The legacy media knows this and likely has sources within those agencies that have not changed. However, rather than look for evidence or research their position, their response was simply reflexive–and censorship of the view followed. The corporate media’s complete lack of curiosity about COVID-19’s origins may be the most consequential example of journalist malpractice and censorship under the “But Trump” philosophy since we may never know the truth now. However, it is not the only one.

When President Trump went mask-free outdoors after recovering from COVID-19, asserting he was immune, he was called a science denier. Trump was highly confident Regeneron helped him recover, but the New York Times called his endorsement “a double-edged sword.” Trump said, “The cure can’t be worse than the problem itself” and “We’re learning to live with COVID-19.” He also pushed to get our children back in school.

It turns out he was correct about immunity after recovering, and there is a near-zero risk of COVID-19 transmission outdoors with or without masks. Regeneron was added to the NIH treatment protocol seven months after his recovery. States that took his statements to heart and reopened, outperformed or performed no worse than the states that locked down everything for over a year. No state that opened schools had significant outbreaks, and studies now show transmission in open schools was lower than in the community.

We are also just beginning to see other effects of the lockdown such as record rates of teen emergency room visits for mental health, missed cancers, and ruined livelihoods. Not to mention the many issues we will see for years in our children’s education and mental health.

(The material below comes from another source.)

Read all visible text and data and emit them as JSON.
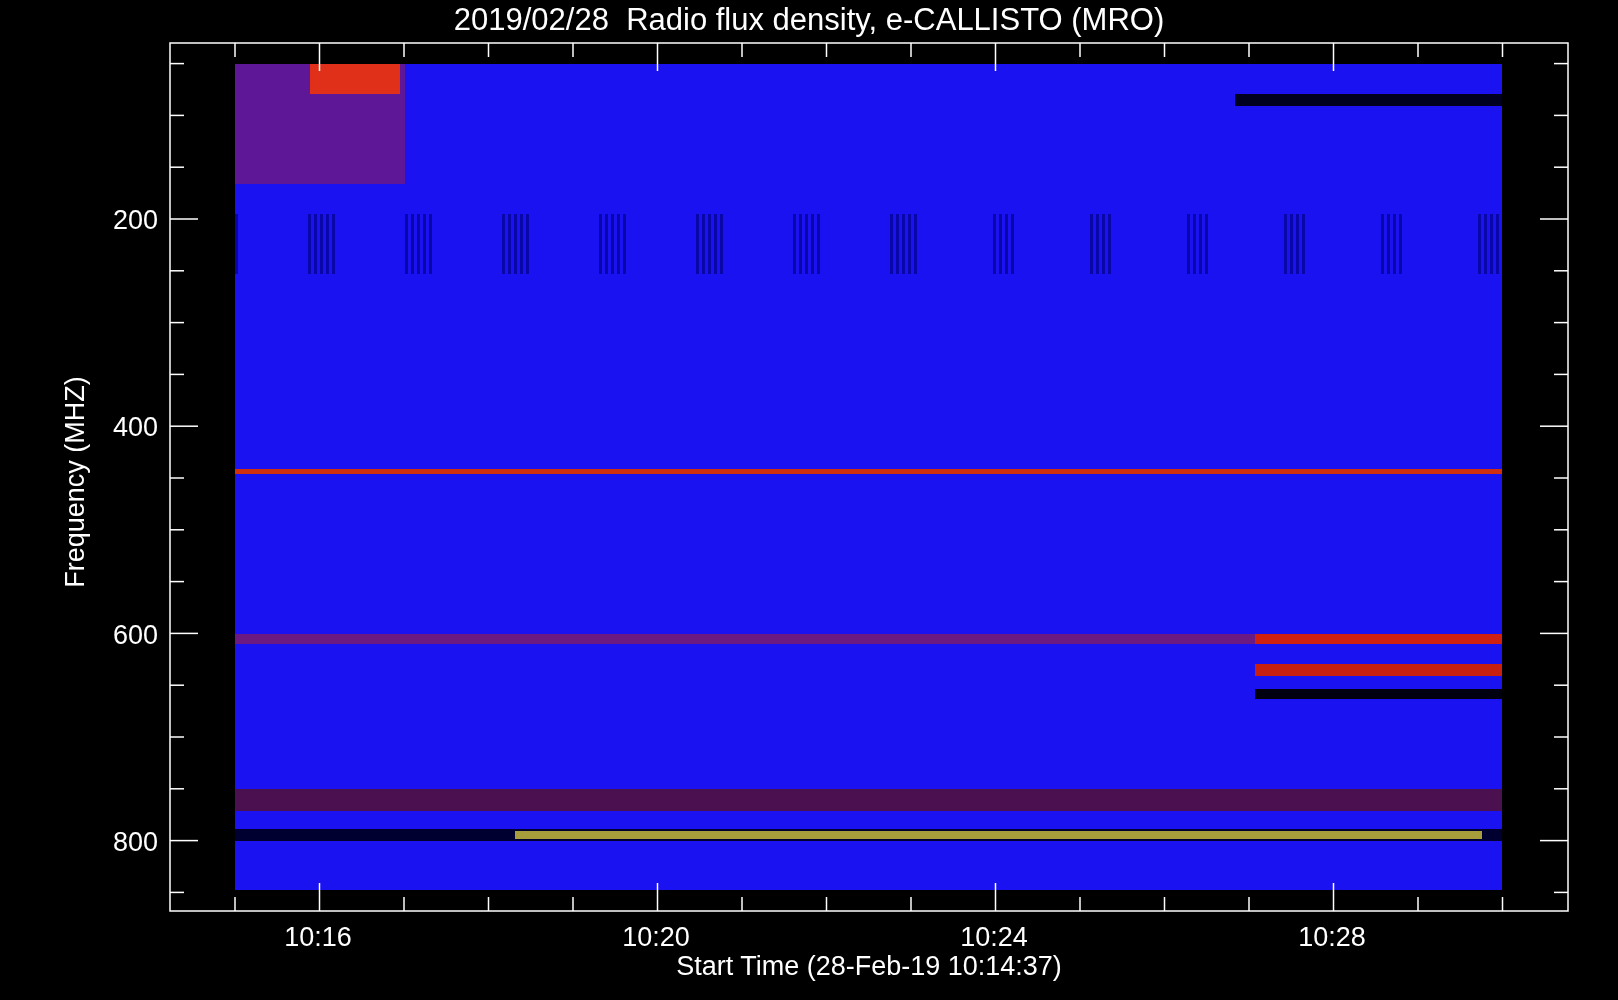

So the “But Trump” excuse from the legacy media should ring very hollow as we calculate the total cost to health, the economy, and our children going forward. And we should never trust them in an emergency again.